RECORDS FOR PROCESSING
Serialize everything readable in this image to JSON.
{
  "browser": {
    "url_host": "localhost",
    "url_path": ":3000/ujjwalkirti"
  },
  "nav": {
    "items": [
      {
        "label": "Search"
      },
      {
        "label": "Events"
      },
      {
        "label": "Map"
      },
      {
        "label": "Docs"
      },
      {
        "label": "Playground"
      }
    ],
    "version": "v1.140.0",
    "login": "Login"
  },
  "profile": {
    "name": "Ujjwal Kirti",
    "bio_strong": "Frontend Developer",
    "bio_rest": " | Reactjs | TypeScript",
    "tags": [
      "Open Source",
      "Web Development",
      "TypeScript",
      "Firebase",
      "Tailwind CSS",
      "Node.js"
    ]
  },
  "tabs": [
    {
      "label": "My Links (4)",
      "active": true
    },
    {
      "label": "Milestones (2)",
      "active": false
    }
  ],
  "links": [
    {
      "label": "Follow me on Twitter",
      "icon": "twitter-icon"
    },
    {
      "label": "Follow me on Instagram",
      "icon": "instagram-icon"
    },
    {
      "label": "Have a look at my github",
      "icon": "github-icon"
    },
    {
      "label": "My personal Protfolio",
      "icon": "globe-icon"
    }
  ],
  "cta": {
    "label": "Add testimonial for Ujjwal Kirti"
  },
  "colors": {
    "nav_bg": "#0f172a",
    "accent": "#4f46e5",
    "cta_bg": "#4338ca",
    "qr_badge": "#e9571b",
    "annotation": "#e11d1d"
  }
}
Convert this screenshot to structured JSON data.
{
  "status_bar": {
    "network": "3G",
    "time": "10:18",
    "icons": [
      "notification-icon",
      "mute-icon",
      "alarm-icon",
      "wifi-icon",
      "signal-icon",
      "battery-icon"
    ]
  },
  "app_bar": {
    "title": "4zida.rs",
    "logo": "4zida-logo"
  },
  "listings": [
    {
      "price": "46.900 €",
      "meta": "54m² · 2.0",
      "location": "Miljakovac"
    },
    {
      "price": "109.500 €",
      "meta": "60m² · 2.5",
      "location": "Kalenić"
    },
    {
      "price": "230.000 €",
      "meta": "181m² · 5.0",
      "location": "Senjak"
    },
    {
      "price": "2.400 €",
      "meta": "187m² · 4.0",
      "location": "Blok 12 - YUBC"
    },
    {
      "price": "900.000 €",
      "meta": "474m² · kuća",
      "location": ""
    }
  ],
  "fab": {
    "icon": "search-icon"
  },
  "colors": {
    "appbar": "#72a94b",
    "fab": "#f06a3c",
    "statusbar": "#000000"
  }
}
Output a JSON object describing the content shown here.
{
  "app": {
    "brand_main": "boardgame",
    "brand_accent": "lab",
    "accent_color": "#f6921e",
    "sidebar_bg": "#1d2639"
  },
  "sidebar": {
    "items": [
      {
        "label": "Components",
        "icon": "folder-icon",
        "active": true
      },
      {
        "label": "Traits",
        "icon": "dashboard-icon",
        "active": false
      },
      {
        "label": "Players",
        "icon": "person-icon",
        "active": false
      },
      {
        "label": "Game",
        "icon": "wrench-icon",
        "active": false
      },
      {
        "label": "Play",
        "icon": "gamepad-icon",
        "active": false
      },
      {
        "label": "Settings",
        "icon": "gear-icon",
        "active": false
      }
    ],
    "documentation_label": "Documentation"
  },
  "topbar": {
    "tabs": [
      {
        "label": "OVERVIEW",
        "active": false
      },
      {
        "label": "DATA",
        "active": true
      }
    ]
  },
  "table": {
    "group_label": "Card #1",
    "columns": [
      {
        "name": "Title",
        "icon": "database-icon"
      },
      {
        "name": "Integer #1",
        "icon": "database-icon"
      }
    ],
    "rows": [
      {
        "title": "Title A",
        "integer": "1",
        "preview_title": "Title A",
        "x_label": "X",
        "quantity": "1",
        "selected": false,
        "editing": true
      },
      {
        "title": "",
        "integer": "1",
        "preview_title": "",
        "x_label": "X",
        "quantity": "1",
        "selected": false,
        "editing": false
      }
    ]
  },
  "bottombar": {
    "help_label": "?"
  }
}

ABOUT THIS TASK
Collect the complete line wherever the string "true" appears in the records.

YOUR RESPONSE
      "active": true
        "active": true
        "active": true
        "editing": true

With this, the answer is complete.